English French German Italian Portuguese Spanish

Building the £50 laptop

Filed under
OLPC

The first £50 OLPC laptops could ship to children in emerging economies within months. PC Advisor speaks to the people behind the project to see how they made the impossible possible.

When plans to build and distribute a £50 laptop to schoolchildren in emerging economies were first announced two years ago, the people behind the scheme had their fair share of critics.

PC prices in western economies were believed to have hit rock bottom at around £400, yet here was an organisation hoping to shave off another £350.
On top of this, it promised to use traditionally expensive components, such as flat-panel displays and purpose-built hardware – including a power-generating hand crank – that looked ambitious, to say the least. It had never been done before and many believed it was mission impossible.

Two years down the line, the sceptics may be forced to eat humble pie.

Full Story.

More in Tux Machines

Mozilla and Add-ons

  • Firefox 40.0.3 Brings Bug-Fixes Only
  • Reactions to Mozilla’s announcement about upcoming Firefox add-on changes
  • Mixed Feelings Greet Mozilla's Add-ons Overhaul
    Also new is a requirement for add-ons to be reviewed and signed by Mozilla before their deployment. Back in April, Mozilla's security lead Daniel Veditz published The Case for Extension Signing, addressing the volume of feedback their announcement had generated from the developer community. Veditz said the internet browsing experience for tens of thousands of people was being shaped by "third party add-ons in ways they did not choose and that benefit third parties, not the user."
  • Please, God, Don't Let Mozilla Ruin Firefox
    A week ago, Mozilla shed some light on its future, laying out a plan on how the browser is going to dramatically change in the upcoming months.

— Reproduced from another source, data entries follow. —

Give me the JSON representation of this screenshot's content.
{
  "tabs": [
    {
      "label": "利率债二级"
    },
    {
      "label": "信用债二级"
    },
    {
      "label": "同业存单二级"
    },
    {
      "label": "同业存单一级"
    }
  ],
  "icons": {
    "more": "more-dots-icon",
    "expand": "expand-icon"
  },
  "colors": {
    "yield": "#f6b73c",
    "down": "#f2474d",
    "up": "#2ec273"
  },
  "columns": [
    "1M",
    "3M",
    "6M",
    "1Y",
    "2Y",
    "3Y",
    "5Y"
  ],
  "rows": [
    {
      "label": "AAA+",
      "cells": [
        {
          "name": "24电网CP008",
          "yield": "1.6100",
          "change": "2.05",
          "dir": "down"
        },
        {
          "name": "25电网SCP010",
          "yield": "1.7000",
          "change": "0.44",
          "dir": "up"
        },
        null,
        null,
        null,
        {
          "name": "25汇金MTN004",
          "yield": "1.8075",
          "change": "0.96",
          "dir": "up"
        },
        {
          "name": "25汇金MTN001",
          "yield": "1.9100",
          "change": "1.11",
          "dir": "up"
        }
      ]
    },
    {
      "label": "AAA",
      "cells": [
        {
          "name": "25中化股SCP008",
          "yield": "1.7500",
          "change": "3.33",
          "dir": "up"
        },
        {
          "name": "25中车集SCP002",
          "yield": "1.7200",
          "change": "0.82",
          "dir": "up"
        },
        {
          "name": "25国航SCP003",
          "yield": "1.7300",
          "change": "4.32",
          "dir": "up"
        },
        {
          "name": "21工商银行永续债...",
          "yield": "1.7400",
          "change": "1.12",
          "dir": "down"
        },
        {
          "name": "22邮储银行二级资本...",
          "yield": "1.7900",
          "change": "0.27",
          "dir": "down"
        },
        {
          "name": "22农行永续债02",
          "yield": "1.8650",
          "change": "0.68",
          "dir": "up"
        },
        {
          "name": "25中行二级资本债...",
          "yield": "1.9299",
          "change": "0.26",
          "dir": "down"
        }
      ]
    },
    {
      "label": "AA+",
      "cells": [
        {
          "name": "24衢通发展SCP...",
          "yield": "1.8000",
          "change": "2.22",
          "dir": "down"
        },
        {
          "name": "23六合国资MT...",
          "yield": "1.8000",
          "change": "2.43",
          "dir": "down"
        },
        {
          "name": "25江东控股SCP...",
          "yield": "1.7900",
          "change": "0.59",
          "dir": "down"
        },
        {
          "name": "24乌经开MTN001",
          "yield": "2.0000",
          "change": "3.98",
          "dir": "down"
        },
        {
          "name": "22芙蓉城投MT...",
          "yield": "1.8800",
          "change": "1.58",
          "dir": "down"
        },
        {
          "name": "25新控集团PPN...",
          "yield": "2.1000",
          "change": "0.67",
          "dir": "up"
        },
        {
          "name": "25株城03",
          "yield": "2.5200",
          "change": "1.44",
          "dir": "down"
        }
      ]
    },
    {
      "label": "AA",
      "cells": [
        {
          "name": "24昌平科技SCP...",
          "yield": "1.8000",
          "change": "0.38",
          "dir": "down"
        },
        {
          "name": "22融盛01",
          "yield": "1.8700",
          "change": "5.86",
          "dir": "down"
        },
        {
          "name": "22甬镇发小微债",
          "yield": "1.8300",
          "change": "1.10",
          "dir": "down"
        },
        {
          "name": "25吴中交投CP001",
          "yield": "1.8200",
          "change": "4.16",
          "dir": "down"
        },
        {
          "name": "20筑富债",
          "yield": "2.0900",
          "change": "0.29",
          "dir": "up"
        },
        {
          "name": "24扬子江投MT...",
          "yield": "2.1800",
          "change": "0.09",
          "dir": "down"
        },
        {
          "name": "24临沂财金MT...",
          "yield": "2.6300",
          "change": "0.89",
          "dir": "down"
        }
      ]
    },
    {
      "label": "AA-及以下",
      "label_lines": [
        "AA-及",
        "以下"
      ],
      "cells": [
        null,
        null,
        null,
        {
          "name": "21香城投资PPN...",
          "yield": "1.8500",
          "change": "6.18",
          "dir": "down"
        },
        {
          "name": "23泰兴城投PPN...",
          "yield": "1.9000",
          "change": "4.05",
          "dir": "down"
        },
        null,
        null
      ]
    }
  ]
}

While most of us understood "Chrome extensions were coming to Firefox," it is not as simple as we all thought.
  • The future of Firefox Add-ons - Nope
    Once in a while, I must give my sermons, to help you figure out how things work. Why this is not going to be good for us, the users, and why we must duly prepare, in advance. As it happens, Mozilla does not fully understand the market. It truly does not. When you make decisions based on incorrect data, you are bound to make a disastrous choice. Let's try to amend this, if possible.

Leftovers: Ubuntu

today's howtos

Leftovers: Gaming